MA, PGCE Oxford (University College)
Keith was educated at Rossall School before attending University College, Oxford where he read English, followed by a PGCE. He also gained 3 Blues at Rugby whilst at Oxford. He began his career teaching English at Eastbourne College, moving on to Marlborough where, following a year’s teaching exchange in California, he became a housemaster.

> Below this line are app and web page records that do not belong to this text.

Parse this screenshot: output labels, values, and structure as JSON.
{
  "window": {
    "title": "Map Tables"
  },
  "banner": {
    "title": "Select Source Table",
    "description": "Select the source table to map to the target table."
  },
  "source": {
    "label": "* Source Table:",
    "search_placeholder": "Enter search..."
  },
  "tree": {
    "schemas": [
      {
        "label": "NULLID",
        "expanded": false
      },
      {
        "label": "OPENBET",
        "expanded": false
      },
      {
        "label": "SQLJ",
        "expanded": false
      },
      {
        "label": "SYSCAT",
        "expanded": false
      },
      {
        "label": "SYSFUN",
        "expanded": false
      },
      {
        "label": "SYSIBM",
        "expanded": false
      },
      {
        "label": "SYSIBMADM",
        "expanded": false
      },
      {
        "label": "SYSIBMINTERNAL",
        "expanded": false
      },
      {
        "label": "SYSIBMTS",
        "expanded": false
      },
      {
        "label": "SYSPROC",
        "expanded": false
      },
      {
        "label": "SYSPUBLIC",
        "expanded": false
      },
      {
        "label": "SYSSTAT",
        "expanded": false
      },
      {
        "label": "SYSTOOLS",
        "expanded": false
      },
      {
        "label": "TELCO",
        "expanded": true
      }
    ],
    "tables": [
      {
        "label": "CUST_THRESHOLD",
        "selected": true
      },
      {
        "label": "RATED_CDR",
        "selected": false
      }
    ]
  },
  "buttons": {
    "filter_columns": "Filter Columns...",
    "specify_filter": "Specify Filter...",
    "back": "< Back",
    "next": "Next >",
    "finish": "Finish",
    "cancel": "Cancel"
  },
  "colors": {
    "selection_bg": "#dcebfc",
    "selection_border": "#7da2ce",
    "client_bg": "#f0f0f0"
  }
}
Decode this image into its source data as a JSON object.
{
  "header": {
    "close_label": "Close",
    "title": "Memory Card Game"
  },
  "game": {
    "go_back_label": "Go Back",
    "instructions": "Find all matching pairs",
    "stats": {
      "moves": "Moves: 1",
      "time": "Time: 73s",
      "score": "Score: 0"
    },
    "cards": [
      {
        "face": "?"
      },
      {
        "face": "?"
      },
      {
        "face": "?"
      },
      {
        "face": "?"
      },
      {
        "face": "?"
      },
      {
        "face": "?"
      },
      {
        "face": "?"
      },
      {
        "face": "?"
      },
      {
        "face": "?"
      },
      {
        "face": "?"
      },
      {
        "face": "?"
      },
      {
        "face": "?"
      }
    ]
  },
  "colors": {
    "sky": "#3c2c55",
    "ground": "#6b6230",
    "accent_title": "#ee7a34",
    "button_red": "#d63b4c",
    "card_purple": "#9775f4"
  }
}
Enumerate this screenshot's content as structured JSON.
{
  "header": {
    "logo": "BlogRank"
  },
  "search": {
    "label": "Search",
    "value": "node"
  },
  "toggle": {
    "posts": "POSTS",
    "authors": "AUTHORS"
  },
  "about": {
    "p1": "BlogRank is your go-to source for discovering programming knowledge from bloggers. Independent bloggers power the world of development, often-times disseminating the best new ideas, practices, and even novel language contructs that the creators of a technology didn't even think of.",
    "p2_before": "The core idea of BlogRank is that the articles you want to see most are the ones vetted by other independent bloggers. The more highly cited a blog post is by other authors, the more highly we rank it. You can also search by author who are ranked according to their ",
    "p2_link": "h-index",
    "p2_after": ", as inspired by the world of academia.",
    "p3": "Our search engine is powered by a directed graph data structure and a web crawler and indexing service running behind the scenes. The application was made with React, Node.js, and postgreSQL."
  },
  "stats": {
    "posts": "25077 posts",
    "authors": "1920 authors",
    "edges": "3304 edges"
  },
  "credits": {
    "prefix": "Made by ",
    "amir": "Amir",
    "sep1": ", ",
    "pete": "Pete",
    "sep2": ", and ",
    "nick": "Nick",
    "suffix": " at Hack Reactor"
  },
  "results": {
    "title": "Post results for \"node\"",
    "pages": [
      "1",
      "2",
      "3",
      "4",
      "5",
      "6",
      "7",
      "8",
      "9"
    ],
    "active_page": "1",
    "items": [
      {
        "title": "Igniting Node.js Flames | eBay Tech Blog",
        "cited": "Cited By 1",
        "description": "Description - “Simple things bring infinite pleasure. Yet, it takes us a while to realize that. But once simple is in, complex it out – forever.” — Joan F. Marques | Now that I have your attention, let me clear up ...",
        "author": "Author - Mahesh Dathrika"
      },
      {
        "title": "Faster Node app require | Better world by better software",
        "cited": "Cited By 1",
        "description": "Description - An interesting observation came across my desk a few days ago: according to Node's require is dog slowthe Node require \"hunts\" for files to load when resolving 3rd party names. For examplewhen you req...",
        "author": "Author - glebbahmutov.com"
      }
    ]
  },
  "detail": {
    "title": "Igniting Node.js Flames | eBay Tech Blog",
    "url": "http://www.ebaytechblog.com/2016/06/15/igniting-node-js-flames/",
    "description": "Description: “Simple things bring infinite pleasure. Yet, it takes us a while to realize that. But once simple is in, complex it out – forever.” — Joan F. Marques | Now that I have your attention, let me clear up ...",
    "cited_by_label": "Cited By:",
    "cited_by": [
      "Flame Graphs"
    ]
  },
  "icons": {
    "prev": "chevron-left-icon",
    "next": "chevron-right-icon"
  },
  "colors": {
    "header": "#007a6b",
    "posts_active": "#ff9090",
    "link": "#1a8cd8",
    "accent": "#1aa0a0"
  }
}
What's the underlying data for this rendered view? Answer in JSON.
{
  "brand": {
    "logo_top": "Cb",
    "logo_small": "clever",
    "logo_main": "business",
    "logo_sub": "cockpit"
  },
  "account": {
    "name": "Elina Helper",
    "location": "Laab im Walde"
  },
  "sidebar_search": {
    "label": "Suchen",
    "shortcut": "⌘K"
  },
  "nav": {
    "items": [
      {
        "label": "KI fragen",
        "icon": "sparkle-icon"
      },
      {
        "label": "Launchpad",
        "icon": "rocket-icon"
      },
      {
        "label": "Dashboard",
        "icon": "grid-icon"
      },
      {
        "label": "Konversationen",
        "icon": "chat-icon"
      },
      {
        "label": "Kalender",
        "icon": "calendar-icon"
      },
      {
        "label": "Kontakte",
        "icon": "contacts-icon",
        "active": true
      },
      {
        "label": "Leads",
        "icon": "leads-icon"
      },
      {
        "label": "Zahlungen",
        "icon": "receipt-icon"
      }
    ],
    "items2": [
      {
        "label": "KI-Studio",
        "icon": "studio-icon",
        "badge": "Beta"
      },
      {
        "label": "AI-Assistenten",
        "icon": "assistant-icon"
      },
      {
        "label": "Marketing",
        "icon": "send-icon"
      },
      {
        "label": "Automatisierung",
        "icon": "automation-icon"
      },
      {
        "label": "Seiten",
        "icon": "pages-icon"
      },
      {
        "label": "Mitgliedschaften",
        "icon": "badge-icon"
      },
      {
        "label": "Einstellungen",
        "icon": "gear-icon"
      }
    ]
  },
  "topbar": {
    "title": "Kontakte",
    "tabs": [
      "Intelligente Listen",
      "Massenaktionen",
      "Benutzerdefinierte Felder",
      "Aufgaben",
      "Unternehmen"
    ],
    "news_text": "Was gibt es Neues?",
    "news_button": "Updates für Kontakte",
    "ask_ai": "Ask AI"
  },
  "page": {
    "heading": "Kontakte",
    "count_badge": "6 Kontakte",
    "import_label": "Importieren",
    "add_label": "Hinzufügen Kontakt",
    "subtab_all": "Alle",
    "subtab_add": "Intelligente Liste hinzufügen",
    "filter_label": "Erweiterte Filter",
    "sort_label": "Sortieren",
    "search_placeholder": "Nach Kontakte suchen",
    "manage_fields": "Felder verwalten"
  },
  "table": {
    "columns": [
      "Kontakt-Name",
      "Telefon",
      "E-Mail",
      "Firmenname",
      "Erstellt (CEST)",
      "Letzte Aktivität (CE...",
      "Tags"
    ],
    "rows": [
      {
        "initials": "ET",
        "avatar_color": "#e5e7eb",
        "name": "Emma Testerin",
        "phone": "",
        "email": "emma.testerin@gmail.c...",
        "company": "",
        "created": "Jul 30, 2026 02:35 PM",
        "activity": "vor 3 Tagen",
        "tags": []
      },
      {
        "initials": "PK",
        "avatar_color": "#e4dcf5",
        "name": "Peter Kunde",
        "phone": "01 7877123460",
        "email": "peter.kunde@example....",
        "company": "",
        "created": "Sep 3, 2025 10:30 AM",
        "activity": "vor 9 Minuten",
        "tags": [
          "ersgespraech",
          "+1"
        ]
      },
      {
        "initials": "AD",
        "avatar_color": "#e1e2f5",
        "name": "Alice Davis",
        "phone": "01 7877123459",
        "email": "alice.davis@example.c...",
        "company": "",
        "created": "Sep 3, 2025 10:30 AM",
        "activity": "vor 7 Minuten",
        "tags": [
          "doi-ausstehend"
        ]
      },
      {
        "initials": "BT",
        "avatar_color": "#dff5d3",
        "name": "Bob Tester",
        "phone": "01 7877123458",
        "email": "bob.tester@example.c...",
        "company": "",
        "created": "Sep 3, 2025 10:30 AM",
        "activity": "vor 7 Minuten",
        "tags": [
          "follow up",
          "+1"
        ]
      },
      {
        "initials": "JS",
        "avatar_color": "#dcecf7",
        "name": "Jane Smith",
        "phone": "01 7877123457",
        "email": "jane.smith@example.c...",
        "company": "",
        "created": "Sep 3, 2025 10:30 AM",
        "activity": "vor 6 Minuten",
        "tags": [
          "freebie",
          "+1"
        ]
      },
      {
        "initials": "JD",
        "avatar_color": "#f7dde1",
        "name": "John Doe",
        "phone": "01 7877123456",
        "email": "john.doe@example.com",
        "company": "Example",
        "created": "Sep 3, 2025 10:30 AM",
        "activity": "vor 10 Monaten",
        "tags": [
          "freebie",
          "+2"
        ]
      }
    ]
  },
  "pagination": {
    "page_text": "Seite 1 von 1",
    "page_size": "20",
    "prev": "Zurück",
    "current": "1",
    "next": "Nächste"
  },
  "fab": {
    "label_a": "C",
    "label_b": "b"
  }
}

He became Headmaster of Loretto School in 1995, overseeing the introduction of co-education, and Bedales in 2001. At Bedales, he introduced the Bedales Assessed Courses – more stretching and imaginative alternatives to GCSEs which are as strongly endorsed by universities as they are by students and teachers.
Keith is married with three offspring who are now all gainfully employed.
What makes a good teacher?
Having a passion for, and knowledge about, their subject, combined with a determined desire to communicate it and an enjoyment of the company of the students.
What are you trying to encourage and instill in your pupils?
As students and people:
- Inquisitiveness of thought and a love of learning.
- As people, an appetite for life.
Apart from your teaching role, what else do you get involved with at school?
As Headmaster of Bedales Schools, I teach as much as time allows – one lesson of Block 3 English (so I teach all new Block 3s) and one lesson at Dunhurst, teaching Block 1 English. I love teaching and really welcome the insight that teaching gives me into what life is really like for students and teachers here. Teaching is the lifeblood of any school. Apart from teaching... my job involves all sorts of things – happily, much talking with people, watching students and staff in action and doing all I can to extend the quality and range of opportunities open to students across the 2 – 18 range of the Bedales Schools.
In your opinion, what makes Bedales special?
There is something pretty unusual in the DNA here: inquisitiveness, idealism, warmth, confidence – all these words crop up: but the most important source, I think, of it all is the very unusual nature of the relationships in the place – maybe most unusually the mutual respect and affection between students and teachers.
What is your best memory at Bedales?
The best are often the most recent and homely – a really candid discussion with a group of students at lunch, for example.
Who and what inspires you?
The students and my colleagues – their energy and willingness to work together.
Tell us something not a lot of people know about you.
I am top to toe Celtic fringe – half Scots and half Welsh.